### Work item:
Copy the lines below that contain "SABUROUIWA".

[Records provided — start]

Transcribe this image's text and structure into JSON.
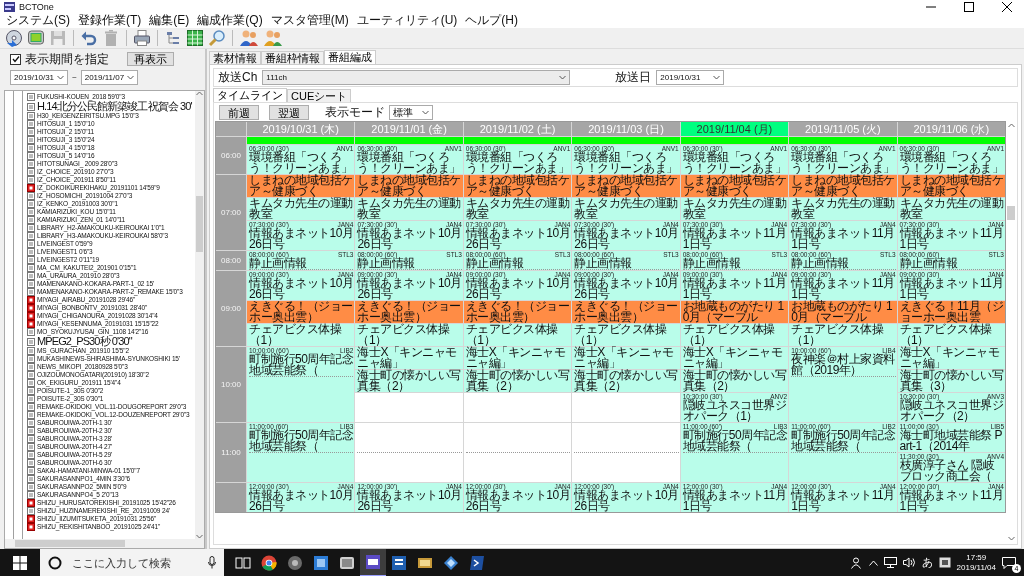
{
  "window": {
    "title": "BCTOne"
  },
  "menu": [
    "システム(S)",
    "登録作業(T)",
    "編集(E)",
    "編成作業(Q)",
    "マスタ管理(M)",
    "ユーティリティ(U)",
    "ヘルプ(H)"
  ],
  "toolbar": [
    {
      "disabled": false
    },
    {
      "disabled": false
    },
    {
      "disabled": true
    },
    {
      "disabled": false
    },
    {
      "disabled": true
    },
    {
      "disabled": false
    },
    {
      "disabled": false
    },
    {
      "disabled": false
    },
    {
      "disabled": false
    },
    {
      "disabled": false
    },
    {
      "disabled": false
    }
  ],
  "filter": {
    "period_checkbox": {
      "label": "表示期間を指定",
      "checked": true
    },
    "refresh_button": "再表示",
    "date_from": "2019/10/31",
    "separator": "~",
    "date_to": "2019/11/07"
  },
  "tree": {
    "items": [
      {
        "label": "FUKUSHI-KOUEN_2018 59'0\"3",
        "flagged": false
      },
      {
        "label": "H.14北分公民館新築竣工祝賀会 30'",
        "flagged": false
      },
      {
        "label": "H30_KEIGENZEIRITSU.MPG 15'0\"3",
        "flagged": false
      },
      {
        "label": "HITOSUJI_1 15'0\"10",
        "flagged": false
      },
      {
        "label": "HITOSUJI_2 15'0\"11",
        "flagged": false
      },
      {
        "label": "HITOSUJI_3 15'0\"24",
        "flagged": false
      },
      {
        "label": "HITOSUJI_4 15'0\"18",
        "flagged": false
      },
      {
        "label": "HITOSUJI_5 14'0\"16",
        "flagged": false
      },
      {
        "label": "HITOTSUNAGI_ 2009 28'0\"3",
        "flagged": false
      },
      {
        "label": "IZ_CHOICE_201910 27'0\"3",
        "flagged": false
      },
      {
        "label": "IZ_CHOICE_201911 8'50\"11",
        "flagged": false
      },
      {
        "label": "IZ_DOKOIKUREKIHAKU_20191101 14'59\"9",
        "flagged": true
      },
      {
        "label": "IZ_HOSOMICHI_20191004 27'0\"3",
        "flagged": false
      },
      {
        "label": "IZ_KENKO_20191003 30'0\"1",
        "flagged": false
      },
      {
        "label": "KAMIARIZUKI_KOU 15'0\"11",
        "flagged": false
      },
      {
        "label": "KAMIARIZUKI_ZEN_01 14'0\"11",
        "flagged": false
      },
      {
        "label": "LIBRARY_H2-AMAKOUKU-KEIROUKAI 1'0\"1",
        "flagged": false
      },
      {
        "label": "LIBRARY_H3-AMAKOUKU-KEIROUKAI 58'0\"3",
        "flagged": false
      },
      {
        "label": "LIVEINGEST 0'59\"9",
        "flagged": false
      },
      {
        "label": "LIVEINGEST1 0'6\"3",
        "flagged": false
      },
      {
        "label": "LIVEINGEST2 0'11\"19",
        "flagged": false
      },
      {
        "label": "MA_CM_KAKUTEI2_201901 0'15\"1",
        "flagged": false
      },
      {
        "label": "MA_URAURA_201910 28'0\"3",
        "flagged": false
      },
      {
        "label": "MAMENAKANO-KOKARA-PART-1_02 15'",
        "flagged": false
      },
      {
        "label": "MAMENAKANO-KOKARA-PART-2_REMAKE 15'0\"3",
        "flagged": false
      },
      {
        "label": "MIYAGI_AIRABU_20191028 29'46\"",
        "flagged": true
      },
      {
        "label": "MIYAGI_BONBONTV_20191031 28'40\"",
        "flagged": true
      },
      {
        "label": "MIYAGI_CHIGANOURA_20191028 30'14\"4",
        "flagged": true
      },
      {
        "label": "MIYAGI_KESENNUMA_20191031 15'15\"22",
        "flagged": true
      },
      {
        "label": "MO_SYOKUJYUSAI_GIN_1108 14'2\"16",
        "flagged": false
      },
      {
        "label": "MPEG2_PS30秒 0'30\"",
        "flagged": false
      },
      {
        "label": "MS_GURACHAN_201910 15'5\"2",
        "flagged": false
      },
      {
        "label": "MUKASHINEWS-SHIRASHIMA-SYUNKOSHIKI 15'",
        "flagged": false
      },
      {
        "label": "NEWS_MIKOPI_20180928 5'0\"3",
        "flagged": false
      },
      {
        "label": "OJIZOUMONOGATARI(201910) 18'30\"2",
        "flagged": false
      },
      {
        "label": "OK_EKIGURU_201911 15'4\"4",
        "flagged": false
      },
      {
        "label": "POISUTE-1_30S 0'30\"2",
        "flagged": false
      },
      {
        "label": "POISUTE-2_30S 0'30\"1",
        "flagged": false
      },
      {
        "label": "REMAKE-OKIDOKI_VOL.11-DOUGOREPORT 29'0\"3",
        "flagged": false
      },
      {
        "label": "REMAKE-OKIDOKI_VOL.12-DOUZENREPORT 29'0\"3",
        "flagged": false
      },
      {
        "label": "SABUROUIWA-20TH-1 30'",
        "flagged": false
      },
      {
        "label": "SABUROUIWA-20TH-2 30'",
        "flagged": false
      },
      {
        "label": "SABUROUIWA-20TH-3 28'",
        "flagged": false
      },
      {
        "label": "SABUROUIWA-20TH-4 27'",
        "flagged": false
      },
      {
        "label": "SABUROUIWA-20TH-5 29'",
        "flagged": false
      },
      {
        "label": "SABUROUIWA-20TH-6 30'",
        "flagged": false
      },
      {
        "label": "SAKAI-HAMATANI-MINWA-01 15'0\"7",
        "flagged": false
      },
      {
        "label": "SAKURASANNPO1_4MIN 3'30\"6",
        "flagged": false
      },
      {
        "label": "SAKURASANNPO2_5MIN 5'0\"9",
        "flagged": false
      },
      {
        "label": "SAKURASANNPO4_5 2'0\"13",
        "flagged": false
      },
      {
        "label": "SHIZU_HURUSATOREKISHI_20191025 15'42\"26",
        "flagged": true
      },
      {
        "label": "SHIZU_HUZINAMEREKISHI_RE_20191009 24'",
        "flagged": false
      },
      {
        "label": "SHIZU_IIZUMITSUKETA_20191031 25'56\"",
        "flagged": true
      },
      {
        "label": "SHIZU_REKISHITANBOO_20191025 24'41\"",
        "flagged": true
      }
    ]
  },
  "tabs": [
    {
      "label": "素材情報",
      "selected": false
    },
    {
      "label": "番組枠情報",
      "selected": false
    },
    {
      "label": "番組編成",
      "selected": true
    }
  ],
  "channel": {
    "label": "放送Ch",
    "value": "111ch"
  },
  "broadcast_date": {
    "label": "放送日",
    "value": "2019/10/31"
  },
  "subtabs": [
    {
      "label": "タイムライン",
      "selected": true
    },
    {
      "label": "CUEシート",
      "selected": false
    }
  ],
  "week_buttons": [
    "前週",
    "翌週"
  ],
  "display_mode": {
    "label": "表示モード",
    "value": "標準"
  },
  "timeline": {
    "hours": [
      "06:00",
      "07:00",
      "08:00",
      "09:00",
      "10:00",
      "11:00"
    ],
    "days": [
      {
        "date": "2019/10/31 (木)",
        "selected": false,
        "blocks": [
          {
            "kind": "filler",
            "long": false
          },
          {
            "kind": "program",
            "long": false,
            "time": "06:30:00 (30')",
            "title": "環境番組「つくろう！クリーンあま」",
            "code": "ANV1"
          },
          {
            "kind": "insert",
            "title": "しまねの地域包括ケア～健康づく"
          },
          {
            "kind": "segment",
            "title": "キムタカ先生の運動教室"
          },
          {
            "kind": "program",
            "long": false,
            "time": "07:30:00 (30')",
            "title": "情報あまネット10月26日号",
            "code": "JAN4"
          },
          {
            "kind": "program",
            "long": true,
            "time": "08:00:00 (60')",
            "title": "静止画情報",
            "code": "STL3"
          },
          {
            "kind": "program",
            "long": false,
            "time": "09:00:00 (30')",
            "title": "情報あまネット10月26日号",
            "code": "JAN4"
          },
          {
            "kind": "insert",
            "title": "えきぐる！（ジョーホー奥出雲）"
          },
          {
            "kind": "segment",
            "title": "チェアビクス体操（1）"
          },
          {
            "kind": "program",
            "long": true,
            "time": "10:00:00 (60')",
            "title": "町制施行50周年記念地域芸能祭（",
            "code": "LIB2"
          },
          {
            "kind": "program",
            "long": true,
            "time": "11:00:00 (60')",
            "title": "町制施行50周年記念地域芸能祭（",
            "code": "LIB3"
          },
          {
            "kind": "program",
            "long": false,
            "time": "12:00:00 (30')",
            "title": "情報あまネット10月26日号",
            "code": "JAN4"
          }
        ]
      },
      {
        "date": "2019/11/01 (金)",
        "selected": false,
        "blocks": [
          {
            "kind": "filler",
            "long": false
          },
          {
            "kind": "program",
            "long": false,
            "time": "06:30:00 (30')",
            "title": "環境番組「つくろう！クリーンあま」",
            "code": "ANV1"
          },
          {
            "kind": "insert",
            "title": "しまねの地域包括ケア～健康づく"
          },
          {
            "kind": "segment",
            "title": "キムタカ先生の運動教室"
          },
          {
            "kind": "program",
            "long": false,
            "time": "07:30:00 (30')",
            "title": "情報あまネット10月26日号",
            "code": "JAN4"
          },
          {
            "kind": "program",
            "long": true,
            "time": "08:00:00 (60')",
            "title": "静止画情報",
            "code": "STL3"
          },
          {
            "kind": "program",
            "long": false,
            "time": "09:00:00 (30')",
            "title": "情報あまネット10月26日号",
            "code": "JAN4"
          },
          {
            "kind": "insert",
            "title": "えきぐる！（ジョーホー奥出雲）"
          },
          {
            "kind": "segment",
            "title": "チェアビクス体操（1）"
          },
          {
            "kind": "segment",
            "title": "海士X「キンニャモニャ編」"
          },
          {
            "kind": "segment",
            "title": "海士町の懐かしい写真集（2）"
          },
          {
            "kind": "empty",
            "long": false
          },
          {
            "kind": "empty",
            "long": true
          },
          {
            "kind": "program",
            "long": false,
            "time": "12:00:00 (30')",
            "title": "情報あまネット10月26日号",
            "code": "JAN4"
          }
        ]
      },
      {
        "date": "2019/11/02 (土)",
        "selected": false,
        "blocks": [
          {
            "kind": "filler",
            "long": false
          },
          {
            "kind": "program",
            "long": false,
            "time": "06:30:00 (30')",
            "title": "環境番組「つくろう！クリーンあま」",
            "code": "ANV1"
          },
          {
            "kind": "insert",
            "title": "しまねの地域包括ケア～健康づく"
          },
          {
            "kind": "segment",
            "title": "キムタカ先生の運動教室"
          },
          {
            "kind": "program",
            "long": false,
            "time": "07:30:00 (30')",
            "title": "情報あまネット10月26日号",
            "code": "JAN4"
          },
          {
            "kind": "program",
            "long": true,
            "time": "08:00:00 (60')",
            "title": "静止画情報",
            "code": "STL3"
          },
          {
            "kind": "program",
            "long": false,
            "time": "09:00:00 (30')",
            "title": "情報あまネット10月26日号",
            "code": "JAN4"
          },
          {
            "kind": "insert",
            "title": "えきぐる！（ジョーホー奥出雲）"
          },
          {
            "kind": "segment",
            "title": "チェアビクス体操（1）"
          },
          {
            "kind": "segment",
            "title": "海士X「キンニャモニャ編」"
          },
          {
            "kind": "segment",
            "title": "海士町の懐かしい写真集（2）"
          },
          {
            "kind": "empty",
            "long": false
          },
          {
            "kind": "empty",
            "long": true
          },
          {
            "kind": "program",
            "long": false,
            "time": "12:00:00 (30')",
            "title": "情報あまネット10月26日号",
            "code": "JAN4"
          }
        ]
      },
      {
        "date": "2019/11/03 (日)",
        "selected": false,
        "blocks": [
          {
            "kind": "filler",
            "long": false
          },
          {
            "kind": "program",
            "long": false,
            "time": "06:30:00 (30')",
            "title": "環境番組「つくろう！クリーンあま」",
            "code": "ANV1"
          },
          {
            "kind": "insert",
            "title": "しまねの地域包括ケア～健康づく"
          },
          {
            "kind": "segment",
            "title": "キムタカ先生の運動教室"
          },
          {
            "kind": "program",
            "long": false,
            "time": "07:30:00 (30')",
            "title": "情報あまネット10月26日号",
            "code": "JAN4"
          },
          {
            "kind": "program",
            "long": true,
            "time": "08:00:00 (60')",
            "title": "静止画情報",
            "code": "STL3"
          },
          {
            "kind": "program",
            "long": false,
            "time": "09:00:00 (30')",
            "title": "情報あまネット10月26日号",
            "code": "JAN4"
          },
          {
            "kind": "insert",
            "title": "えきぐる！（ジョーホー奥出雲）"
          },
          {
            "kind": "segment",
            "title": "チェアビクス体操（1）"
          },
          {
            "kind": "segment",
            "title": "海士X「キンニャモニャ編」"
          },
          {
            "kind": "segment",
            "title": "海士町の懐かしい写真集（2）"
          },
          {
            "kind": "empty",
            "long": false
          },
          {
            "kind": "empty",
            "long": true
          },
          {
            "kind": "program",
            "long": false,
            "time": "12:00:00 (30')",
            "title": "情報あまネット10月26日号",
            "code": "JAN4"
          }
        ]
      },
      {
        "date": "2019/11/04 (月)",
        "selected": true,
        "blocks": [
          {
            "kind": "filler",
            "long": false
          },
          {
            "kind": "program",
            "long": false,
            "time": "06:30:00 (30')",
            "title": "環境番組「つくろう！クリーンあま」",
            "code": "ANV1"
          },
          {
            "kind": "insert",
            "title": "しまねの地域包括ケア～健康づく"
          },
          {
            "kind": "segment",
            "title": "キムタカ先生の運動教室"
          },
          {
            "kind": "program",
            "long": false,
            "time": "07:30:00 (30')",
            "title": "情報あまネット11月1日号",
            "code": "JAN4"
          },
          {
            "kind": "program",
            "long": true,
            "time": "08:00:00 (60')",
            "title": "静止画情報",
            "code": "STL3"
          },
          {
            "kind": "program",
            "long": false,
            "time": "09:00:00 (30')",
            "title": "情報あまネット11月1日号",
            "code": "JAN4"
          },
          {
            "kind": "insert",
            "title": "お地蔵ものがたり 10月（マーブル"
          },
          {
            "kind": "segment",
            "title": "チェアビクス体操（1）"
          },
          {
            "kind": "segment",
            "title": "海士X「キンニャモニャ編」"
          },
          {
            "kind": "segment",
            "title": "海士町の懐かしい写真集（2）"
          },
          {
            "kind": "program",
            "long": false,
            "time": "10:30:00 (30')",
            "title": "隠岐ユネスコ世界ジオパーク（1）",
            "code": "ANV2"
          },
          {
            "kind": "program",
            "long": true,
            "time": "11:00:00 (60')",
            "title": "町制施行50周年記念地域芸能祭（",
            "code": "LIB3"
          },
          {
            "kind": "program",
            "long": false,
            "time": "12:00:00 (30')",
            "title": "情報あまネット11月1日号",
            "code": "JAN4"
          }
        ]
      },
      {
        "date": "2019/11/05 (火)",
        "selected": false,
        "blocks": [
          {
            "kind": "filler",
            "long": false
          },
          {
            "kind": "program",
            "long": false,
            "time": "06:30:00 (30')",
            "title": "環境番組「つくろう！クリーンあま」",
            "code": "ANV1"
          },
          {
            "kind": "insert",
            "title": "しまねの地域包括ケア～健康づく"
          },
          {
            "kind": "segment",
            "title": "キムタカ先生の運動教室"
          },
          {
            "kind": "program",
            "long": false,
            "time": "07:30:00 (30')",
            "title": "情報あまネット11月1日号",
            "code": "JAN4"
          },
          {
            "kind": "program",
            "long": true,
            "time": "08:00:00 (60')",
            "title": "静止画情報",
            "code": "STL3"
          },
          {
            "kind": "program",
            "long": false,
            "time": "09:00:00 (30')",
            "title": "情報あまネット11月1日号",
            "code": "JAN4"
          },
          {
            "kind": "insert",
            "title": "お地蔵ものがたり 10月（マーブル"
          },
          {
            "kind": "segment",
            "title": "チェアビクス体操（1）"
          },
          {
            "kind": "program",
            "long": true,
            "time": "10:00:00 (60')",
            "title": "夜神楽＠村上家資料館（2019年）",
            "code": "LIB4"
          },
          {
            "kind": "program",
            "long": true,
            "time": "11:00:00 (60')",
            "title": "町制施行50周年記念地域芸能祭（",
            "code": "LIB2"
          },
          {
            "kind": "program",
            "long": false,
            "time": "12:00:00 (30')",
            "title": "情報あまネット11月1日号",
            "code": "JAN4"
          }
        ]
      },
      {
        "date": "2019/11/06 (水)",
        "selected": false,
        "blocks": [
          {
            "kind": "filler",
            "long": false
          },
          {
            "kind": "program",
            "long": false,
            "time": "06:30:00 (30')",
            "title": "環境番組「つくろう！クリーンあま」",
            "code": "ANV1"
          },
          {
            "kind": "insert",
            "title": "しまねの地域包括ケア～健康づく"
          },
          {
            "kind": "segment",
            "title": "キムタカ先生の運動教室"
          },
          {
            "kind": "program",
            "long": false,
            "time": "07:30:00 (30')",
            "title": "情報あまネット11月1日号",
            "code": "JAN4"
          },
          {
            "kind": "program",
            "long": true,
            "time": "08:00:00 (60')",
            "title": "静止画情報",
            "code": "STL3"
          },
          {
            "kind": "program",
            "long": false,
            "time": "09:00:00 (30')",
            "title": "情報あまネット11月1日号",
            "code": "JAN4"
          },
          {
            "kind": "insert",
            "title": "えきぐる！11月（ジョーホー奥出雲"
          },
          {
            "kind": "segment",
            "title": "チェアビクス体操（1）"
          },
          {
            "kind": "segment",
            "title": "海士X「キンニャモニャ編」"
          },
          {
            "kind": "segment",
            "title": "海士町の懐かしい写真集（3）"
          },
          {
            "kind": "program",
            "long": false,
            "time": "10:30:00 (30')",
            "title": "隠岐ユネスコ世界ジオパーク（2）",
            "code": "ANV3"
          },
          {
            "kind": "program",
            "long": false,
            "time": "11:00:00 (30')",
            "title": "海士町地域芸能祭 Part-1（2014年",
            "code": "LIB5"
          },
          {
            "kind": "program",
            "long": false,
            "time": "11:30:00 (30')",
            "title": "枝廣淳子さん 隠岐ブロック商工会（",
            "code": "ANV4"
          },
          {
            "kind": "program",
            "long": false,
            "time": "12:00:00 (30')",
            "title": "情報あまネット11月1日号",
            "code": "JAN4"
          }
        ]
      }
    ]
  },
  "taskbar": {
    "search_placeholder": "ここに入力して検索",
    "apps": [
      {
        "active": false
      },
      {
        "active": false
      },
      {
        "active": false
      },
      {
        "active": false
      },
      {
        "active": false
      },
      {
        "active": true
      },
      {
        "active": false
      },
      {
        "active": false
      },
      {
        "active": false
      },
      {
        "active": false
      }
    ],
    "ime": "あ",
    "time": "17:59",
    "date": "2019/11/04",
    "notification_count": "4"
  }
}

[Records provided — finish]

### Solution to this problem:
        "label": "SABUROUIWA-20TH-1 30'",
        "label": "SABUROUIWA-20TH-2 30'",
        "label": "SABUROUIWA-20TH-3 28'",
        "label": "SABUROUIWA-20TH-4 27'",
        "label": "SABUROUIWA-20TH-5 29'",
        "label": "SABUROUIWA-20TH-6 30'",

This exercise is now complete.